Code of Conduct at events [and 1 more messages]

Adrian Bunk bunk at
Thu Nov 11 18:14:46 UTC 2010

On Thu, Nov 11, 2010 at 02:14:06PM +0000, Ian Jackson wrote:
> Adrian Bunk writes ("Re: Code of Conduct at events [and 1 more messages]"):
> > Woman accuses man of sexual assault or rape.
> > Man denies it or says it was consensual.
> > No witnesses.
> > 
> > You cannot set any clear guidelines for figuring out in this case which 
> > person is the offender and which person is the victim.
> Is this kind of thing common at Free Software events ?  I suggest not.

It is a common pattern in cases comparable to the one that triggered 
your suggestion.

And these are the cases that would be a real problem for an organiser. 
You don't need a code of conduct for knowing what to do when one 
participant smashed a bottle on the head of another participant.

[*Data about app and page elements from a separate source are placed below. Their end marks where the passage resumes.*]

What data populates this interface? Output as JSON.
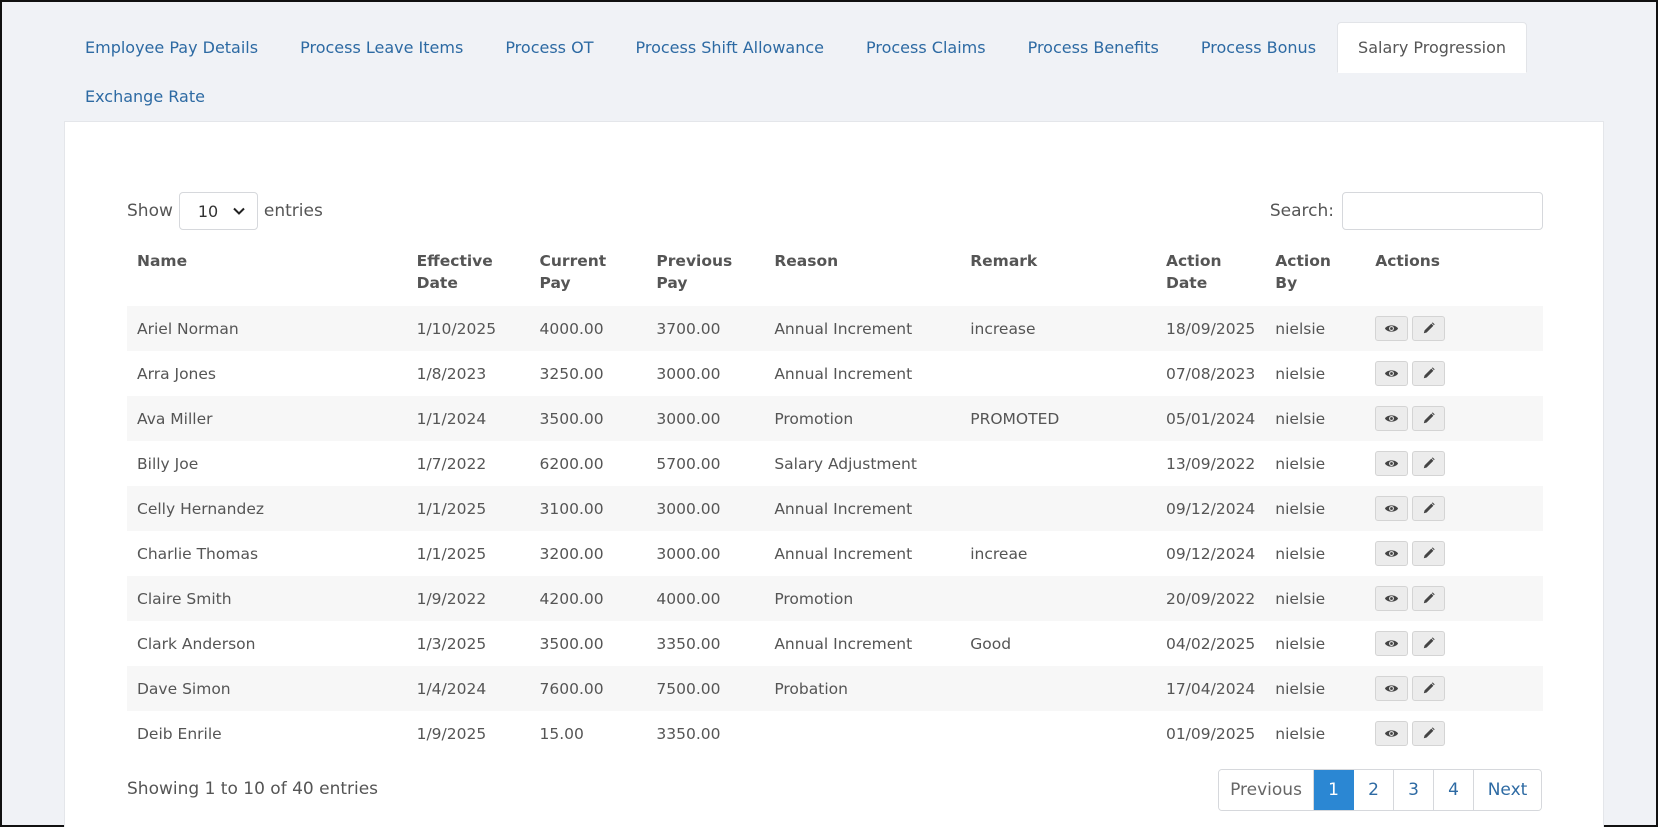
{
  "tabs": [
    {
      "label": "Employee Pay Details",
      "active": false
    },
    {
      "label": "Process Leave Items",
      "active": false
    },
    {
      "label": "Process OT",
      "active": false
    },
    {
      "label": "Process Shift Allowance",
      "active": false
    },
    {
      "label": "Process Claims",
      "active": false
    },
    {
      "label": "Process Benefits",
      "active": false
    },
    {
      "label": "Process Bonus",
      "active": false
    },
    {
      "label": "Salary Progression",
      "active": true
    },
    {
      "label": "Exchange Rate",
      "active": false
    }
  ],
  "length_menu": {
    "show_label": "Show",
    "value": "10",
    "entries_label": "entries"
  },
  "search": {
    "label": "Search:",
    "value": ""
  },
  "table": {
    "headers": [
      "Name",
      "Effective Date",
      "Current Pay",
      "Previous Pay",
      "Reason",
      "Remark",
      "Action Date",
      "Action By",
      "Actions"
    ],
    "rows": [
      [
        "Ariel Norman",
        "1/10/2025",
        "4000.00",
        "3700.00",
        "Annual Increment",
        "increase",
        "18/09/2025",
        "nielsie"
      ],
      [
        "Arra Jones",
        "1/8/2023",
        "3250.00",
        "3000.00",
        "Annual Increment",
        "",
        "07/08/2023",
        "nielsie"
      ],
      [
        "Ava Miller",
        "1/1/2024",
        "3500.00",
        "3000.00",
        "Promotion",
        "PROMOTED",
        "05/01/2024",
        "nielsie"
      ],
      [
        "Billy Joe",
        "1/7/2022",
        "6200.00",
        "5700.00",
        "Salary Adjustment",
        "",
        "13/09/2022",
        "nielsie"
      ],
      [
        "Celly Hernandez",
        "1/1/2025",
        "3100.00",
        "3000.00",
        "Annual Increment",
        "",
        "09/12/2024",
        "nielsie"
      ],
      [
        "Charlie Thomas",
        "1/1/2025",
        "3200.00",
        "3000.00",
        "Annual Increment",
        "increae",
        "09/12/2024",
        "nielsie"
      ],
      [
        "Claire Smith",
        "1/9/2022",
        "4200.00",
        "4000.00",
        "Promotion",
        "",
        "20/09/2022",
        "nielsie"
      ],
      [
        "Clark Anderson",
        "1/3/2025",
        "3500.00",
        "3350.00",
        "Annual Increment",
        "Good",
        "04/02/2025",
        "nielsie"
      ],
      [
        "Dave Simon",
        "1/4/2024",
        "7600.00",
        "7500.00",
        "Probation",
        "",
        "17/04/2024",
        "nielsie"
      ],
      [
        "Deib Enrile",
        "1/9/2025",
        "15.00",
        "3350.00",
        "",
        "",
        "01/09/2025",
        "nielsie"
      ]
    ],
    "row_actions": [
      "eye-icon",
      "pencil-icon"
    ]
  },
  "info": "Showing 1 to 10 of 40 entries",
  "pagination": {
    "previous": "Previous",
    "pages": [
      "1",
      "2",
      "3",
      "4"
    ],
    "current": "1",
    "next": "Next"
  },
  "colors": {
    "link": "#2d6aa3",
    "active_page": "#2b87d3",
    "stripe": "#f7f7f7",
    "background": "#f0f2f6"
  }
}
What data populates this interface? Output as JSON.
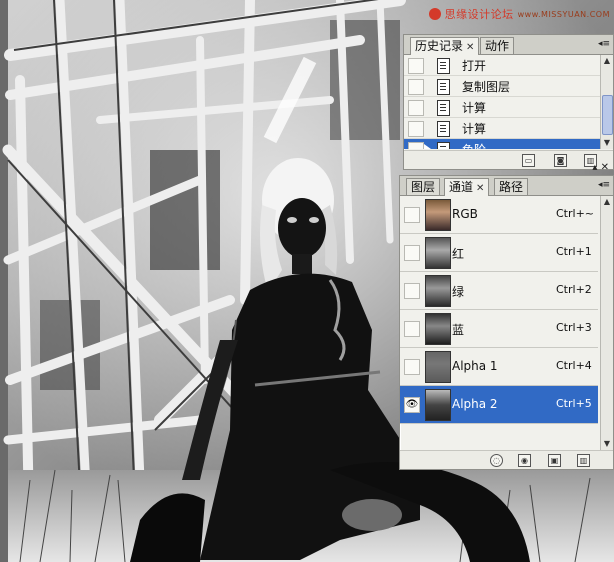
{
  "watermark": {
    "text": "思缘设计论坛",
    "site": "www.MISSYUAN.COM"
  },
  "history_panel": {
    "tabs": [
      {
        "label": "历史记录",
        "active": true
      },
      {
        "label": "动作",
        "active": false
      }
    ],
    "items": [
      {
        "label": "打开",
        "selected": false
      },
      {
        "label": "复制图层",
        "selected": false
      },
      {
        "label": "计算",
        "selected": false
      },
      {
        "label": "计算",
        "selected": false
      },
      {
        "label": "色阶",
        "selected": true
      }
    ],
    "footer_icons": [
      "new-snapshot-icon",
      "camera-icon",
      "trash-icon"
    ]
  },
  "channels_panel": {
    "tabs": [
      {
        "label": "图层",
        "active": false
      },
      {
        "label": "通道",
        "active": true
      },
      {
        "label": "路径",
        "active": false
      }
    ],
    "channels": [
      {
        "name": "RGB",
        "shortcut": "Ctrl+~",
        "visible": false,
        "selected": false
      },
      {
        "name": "红",
        "shortcut": "Ctrl+1",
        "visible": false,
        "selected": false
      },
      {
        "name": "绿",
        "shortcut": "Ctrl+2",
        "visible": false,
        "selected": false
      },
      {
        "name": "蓝",
        "shortcut": "Ctrl+3",
        "visible": false,
        "selected": false
      },
      {
        "name": "Alpha 1",
        "shortcut": "Ctrl+4",
        "visible": false,
        "selected": false
      },
      {
        "name": "Alpha 2",
        "shortcut": "Ctrl+5",
        "visible": true,
        "selected": true
      }
    ],
    "footer_icons": [
      "load-selection-icon",
      "save-selection-icon",
      "new-channel-icon",
      "trash-icon"
    ]
  },
  "colors": {
    "selection": "#316ac5",
    "panel_bg": "#f1f1ec",
    "watermark": "#d43a2a"
  }
}
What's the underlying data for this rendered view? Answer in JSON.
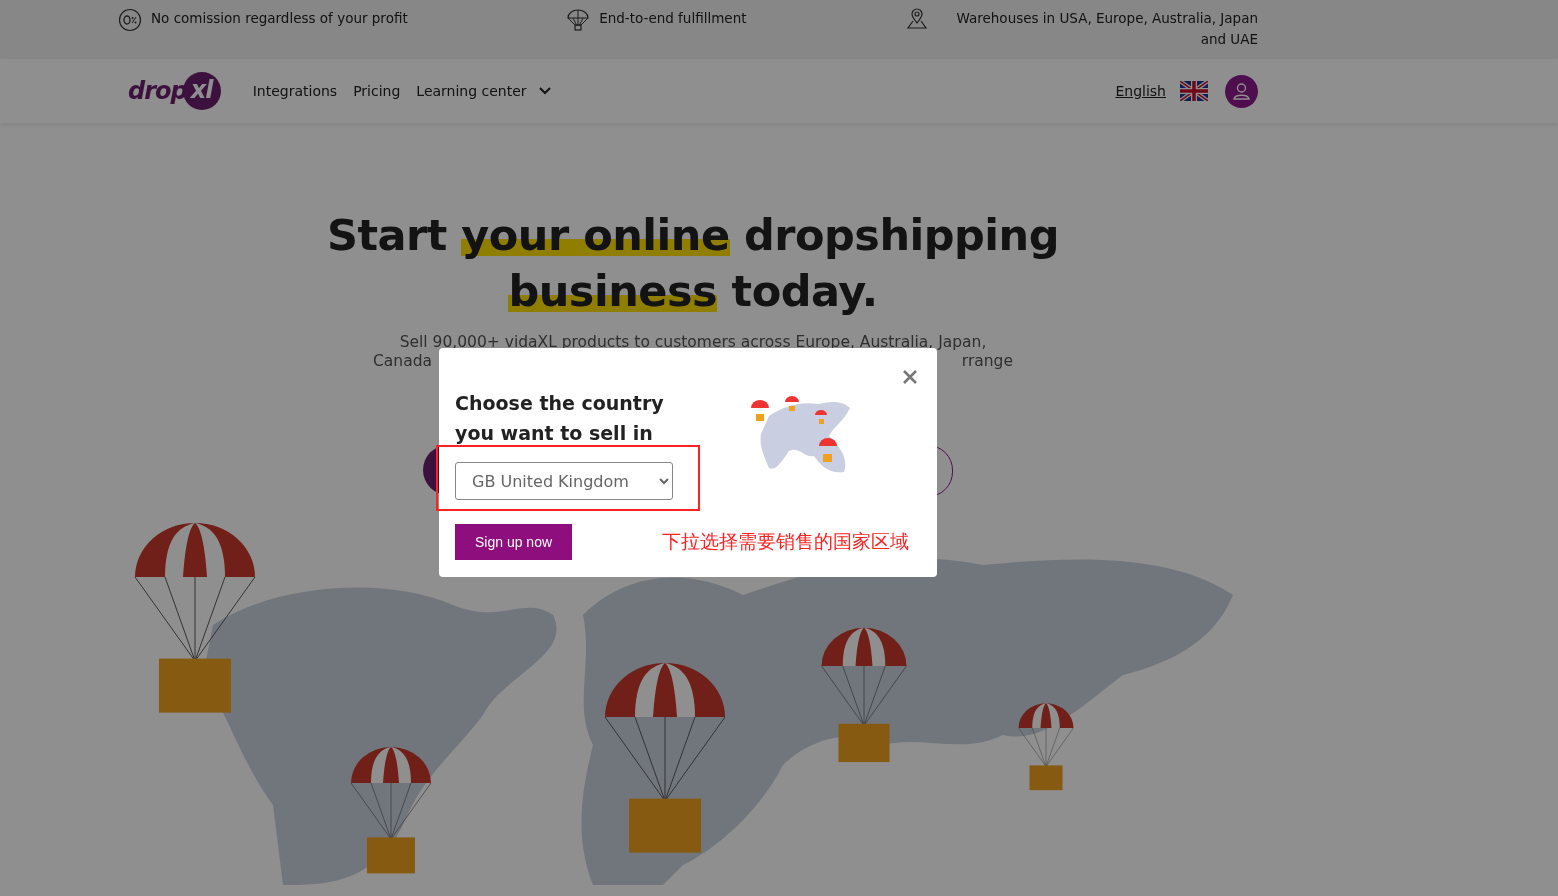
{
  "top_bar": {
    "items": [
      {
        "kind": "percent",
        "text": "No comission regardless of your profit"
      },
      {
        "kind": "parachute",
        "text": "End-to-end fulfillment"
      },
      {
        "kind": "location",
        "text": "Warehouses in USA, Europe, Australia, Japan and UAE"
      }
    ]
  },
  "nav": {
    "logo": {
      "text": "drop",
      "mark": "xl"
    },
    "links": [
      {
        "label": "Integrations",
        "dropdown": false
      },
      {
        "label": "Pricing",
        "dropdown": false
      },
      {
        "label": "Learning center",
        "dropdown": true
      }
    ],
    "language": "English"
  },
  "hero": {
    "title": [
      [
        {
          "text": "Start ",
          "highlight": false
        },
        {
          "text": "your online",
          "highlight": true
        },
        {
          "text": " dropshipping",
          "highlight": false
        }
      ],
      [
        {
          "text": "business",
          "highlight": true
        },
        {
          "text": " today.",
          "highlight": false
        }
      ]
    ],
    "subtitle_line_1": "Sell 90,000+ vidaXL products to customers across Europe, Australia, Japan,",
    "subtitle_line_2_left": "Canada",
    "subtitle_line_2_right": "rrange"
  },
  "modal": {
    "title": "Choose the country you want to sell in",
    "country_select": {
      "value": "GB United Kingdom"
    },
    "button": "Sign up now",
    "annotation": "下拉选择需要销售的国家区域"
  }
}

> Ultimately, I think it is up to the conference organisers to make a
> decision about who they believe and how strongly convinced they are.
> If they are sufficiently convinced by the alleged victim's version of
> events, given all the information available, then they should
> expel the alleged attacker.  Surely you agree ?


They should call the police.

And it is interesting that you don't even mention the similar likely 
option of expelling the alleged victim if the organisers believe the 
alleged attacker more than the alleged victim.

> If they are not sufficiently convinced then they should still make
> sure that this serious allegation is communicated to the next
> conference.  Most rapists are serial offenders, and if a similar
> incident occurs in the future then the information about the previous
> event will be invaluable to the conference team who have to deal with
> it then.

"Everyone charged with a penal offence has the right to be presumed 
 innocent until proved guilty according to law in a public trial at 
 which he has had all the guarantees necessary for his defence."

In case you don't know, that's a quotation from the United Nation's
Universal Declaration of Human Rights.

Either you can prove someone's guilt (and in the cases we are talking 
about that implies a conviction at court) or you have to treat him as 
non-guilty and not pass discriminating information about him to others.

> Ian.



       "Is there not promise of rain?" Ling Tan asked suddenly out
        of the darkness. There had been need of rain for many days.
       "Only a promise," Lao Er said.
                                       Pearl S. Buck - Dragon Seed

More information about the Spi-general mailing list